Giving the winning pitch company free professional services is something that may be of more value to a fledgling startup than just cash, Loy said.
“They can sit down with Kean Miller and make sure they have all their ducks in a row,” he said. “This makes sure they are really where they need to be and in a good position to go after bigger funding.”
BREW is being held in conjunction with Global Entrpreneurship Week Nov. 16-22.
Adam Knapp, president and chief executive officer of the Baton Rouge Area Chamber, said the event gives risk-takers, innovators and small-business owners a chance to shine.
“The Capital Region has a vibrant startup scene that’s frequently under the radar but not during BREW,” he said.

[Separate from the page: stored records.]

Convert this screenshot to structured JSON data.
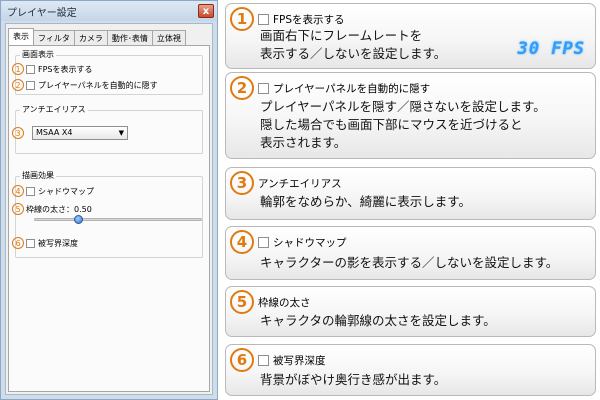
{
  "window": {
    "title": "プレイヤー設定",
    "close_glyph": "x",
    "tabs": [
      "表示",
      "フィルタ",
      "カメラ",
      "動作･表情",
      "立体視"
    ],
    "groups": {
      "display": {
        "title": "画面表示",
        "fps_num": "1",
        "fps_label": "FPSを表示する",
        "panel_num": "2",
        "panel_label": "プレイヤーパネルを自動的に隠す"
      },
      "antialias": {
        "title": "アンチエイリアス",
        "num": "3",
        "selected": "MSAA X4",
        "arrow": "▼"
      },
      "effects": {
        "title": "描画効果",
        "shadow_num": "4",
        "shadow_label": "シャドウマップ",
        "edge_num": "5",
        "edge_label": "枠線の太さ：0.50",
        "edge_value": 0.5,
        "edge_fraction": 0.25,
        "dof_num": "6",
        "dof_label": "被写界深度"
      }
    }
  },
  "cards": [
    {
      "num": "1",
      "label": "FPSを表示する",
      "desc": [
        "画面右下にフレームレートを",
        "表示する／しないを設定します。"
      ],
      "badge": "30 FPS"
    },
    {
      "num": "2",
      "label": "プレイヤーパネルを自動的に隠す",
      "desc": [
        "プレイヤーパネルを隠す／隠さないを設定します。",
        "隠した場合でも画面下部にマウスを近づけると",
        "表示されます。"
      ]
    },
    {
      "num": "3",
      "label": "アンチエイリアス",
      "desc": [
        "輪郭をなめらか、綺麗に表示します。"
      ]
    },
    {
      "num": "4",
      "label": "シャドウマップ",
      "desc": [
        "キャラクターの影を表示する／しないを設定します。"
      ]
    },
    {
      "num": "5",
      "label": "枠線の太さ",
      "desc": [
        "キャラクタの輪郭線の太さを設定します。"
      ]
    },
    {
      "num": "6",
      "label": "被写界深度",
      "desc": [
        "背景がぼやけ奥行き感が出ます。"
      ]
    }
  ],
  "colors": {
    "accent": "#e07a10",
    "fps_badge": "#2f9fff"
  }
}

Although BREW doesn’t officially start until Nov. 16, there are some tie-in events going on this week. A 90-second pitch night for LSU students will be held from 6:15 p.m. to 7:15 p.m. on Wednesday at the school’s Business Education Complex. The event, hosted by the Louisiana Business and Technology Center Student Incubator, LSU’s Stephenson Entrepreneurship Institute and the LSU chapter of the Collegiate Entrepreneurship Institute, gives students with the best, most concise business pitch a chance to win an Apple Watch.

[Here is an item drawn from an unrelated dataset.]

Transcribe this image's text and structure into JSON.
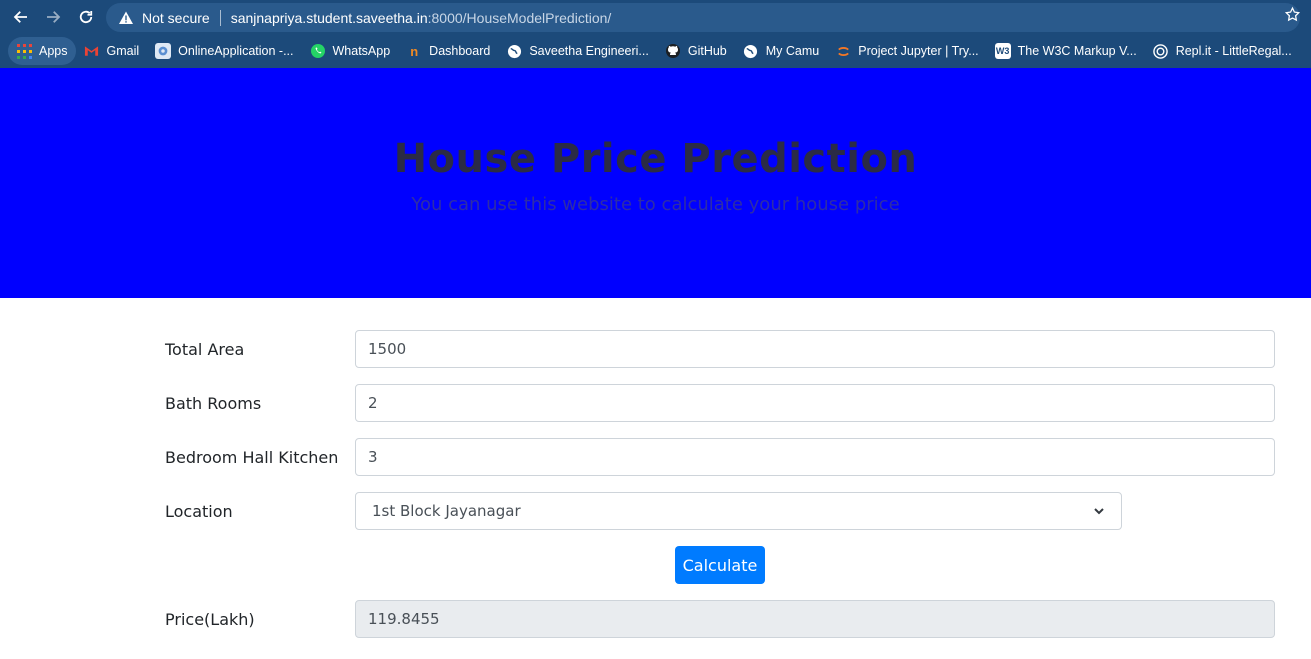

This is the fifth year BREW is being held. Jeanne Bayless, of Innovation Catalyst, a nonprofit that helps fledgling tech companies across the state, said she’s starting to see what happened in previous years pay off.
“We’re seeing a lot more entrepreneurial activity going on,” she said. “We’re hoping to meet new entrepreneurs and see them interact with students. There are a lot of students that probably have good business ideas, but they don’t know how to bring them to fruition. We want to potentially accelerate their goals through our office.”
Three Baton Rouge-area women CEOs will discuss their “journey from passion to purpose to power” from 5 p.m. to 8 p.m. Nov. 15 at the East Baton Rouge Parish Main Library large conference room at 7711 Goodwood Blvd.
Innovation Catalyst will sponsor a question-and-answer panel on what it takes to start a business at 10 a.m. Friday at the Capitol Park Welcome Center. Participants in the discussion include Robert Guba, chief executive officer of Cellcontrol, a company that uses technology to prevent distracted driving; Kevin Holden, co-founder of Hola Nola Foods, a Geismar company that makes fresh tortillas; and Craig Gehring, the founder of MasteryPrep, a company that helps high school students prepare for standardized tests. MasteryPrep won the 2014 BREW Pitch Night competition. Register at eventbrite.com.
“We want young entrepreneurs to hear from these people and understand what ignited a spark in them, and how they started their business and how to go about raising capital,” Bayless said.
Several events during BREW Week will involve high school and college students.
Students at Scotlandville High School and Northdale Superintendent’s Academy participating in Teen BREW on Nov. 16 and Nov. 20 will exhibit and sell items derived from small-business concepts they developed. They also will participate in entrepreneurship workshops.
A Junior Achievement High School Pitch Event on Nov. 17 will feature four teams of students presenting business ideas in a 30-second commercial video and five-minute live team pitch from 9 a.m. to noon at the Louisiana Association of Business & Industry, 3113 Valley Creek Drive. Students participated in a seven-week, in-class entrepreneur curriculum.
High school students, along with Baton Rouge Community College students and alumni, can participate in a Mini-BREW@BRCC presentation on simple steps to starting a business on Nov. 17 and entrepreneuship roundtable on Nov. 19. The free events will be from 11:30 a.m. to 1:30 p.m. on the BRCC Mid-City Campus in the Louisiana Board Room in the Louisiana Building.